Pain is a complex medical problem that can have profound effects on your physical and mental well-being. The goal of pain management is to help you decrease your level of pain and suffering, to return you to your maximum level of functioning and independence, and to help you restore your quality of life.

Q?What are the major issues surrounding pain?
A.

Chronic pain can become so intense and overwhelm the body and mind to such a degree that it can affect all areas of life. People become so afflicted that they often cannot work. Their appetite falls off. Physical activity of any kind is exhausting and may aggravate the pain. Often, the person becomes the victim of a vicious cycle in which total preoccupation with pain leads to irritability and depression. Adding to these ailments is the fatigue sufferers experience from not being able to sleep at night.

In other cases of chronic pain, issues of secondary gain may arise. This may develop when patients associate pain with some form of benefit — as when a sufferer has a coworker help out at work, or a spouse is extra- supportive. In these cases, the sufferer may receive a benefit for not treating the pain effectively.

Q?What medications are most commonly used to manage pain?
A.

While drug therapies differ for each person, the most common are:

  • Adjuvant pain medications, including: antidepressants, anticonvulsants and muscle relaxers.
  • Opiates or “pain killers” used to treat acute pain or cancer-related pain, and often prescribed for chronic pain.
  • Anti-inflammatory drugs to alleviate pain by reducing swelling and irritation.

There are alternative delivery methods for medications. Common methods used at the office are oral medications, topical creams, sublingual medicines, nasal sprays, injections and patches.

Q?What about the stories of addiction surrounding Opiates? Is there a difference between physical dependence and addiction?
A.

A common misconception about Opiates is that they are addictive.
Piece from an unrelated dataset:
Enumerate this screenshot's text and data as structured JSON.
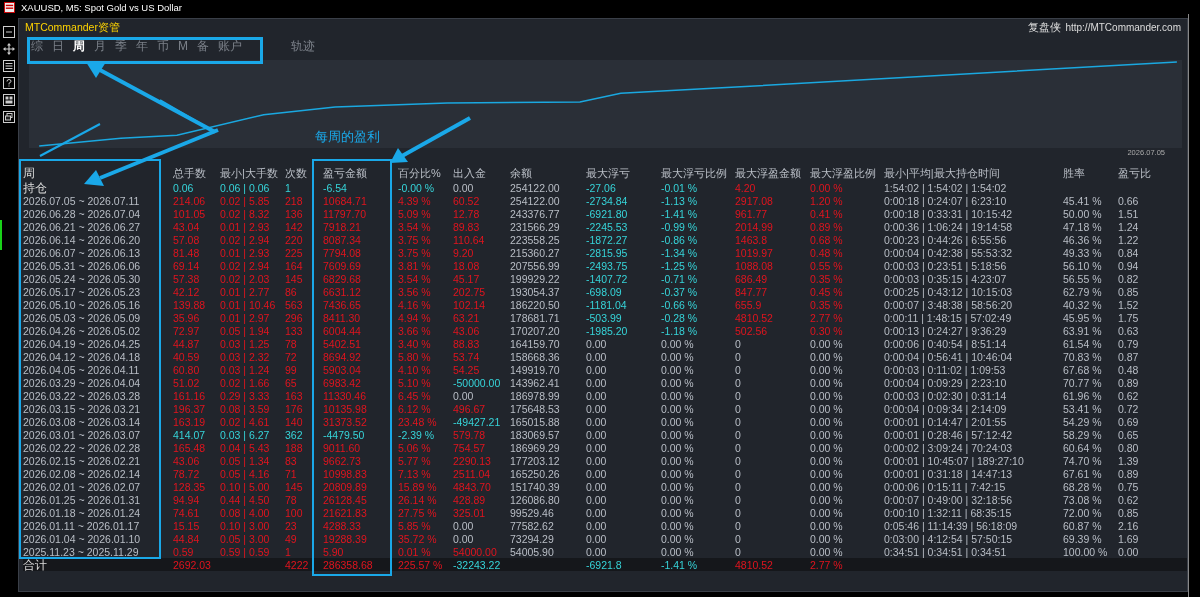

The fact is when used properly for the treatment of pain; there is little risk of becoming addicted. Addiction is defined as continuing to use a substance when it has become detrimental to the person’s life. Being dependent is not the same thing as being addicted.

Many people with health problems are dependent on medications, for instance people with high blood pressure are dependent on blood pressure medications. Diabetics are dependent on insulin. Furthermore, when opiates are taken as directed for legitimate pain, the person does not get “high” from taking them.

Opiates consist of the same chemical makeup as your body’s natural painkiller, endorphins. People that have lived with pain over a long period of time sometimes have reduced levels of natural endorphins because the body has stopped producing them.

Q?Is pain management covered by health insurance?
A.

Most policies provide for pain management. Please call our office for more information, 361-854-1910.

Q?Do you accept my insurance?
A.

Coastal Bend Pain Management is in network with a comprehensive list of insurance providers.  Our team will take your insurance information and verify coverage with your insurance provider.  If you are unsure of your health coverage, do not hesitate to ask a member of our team.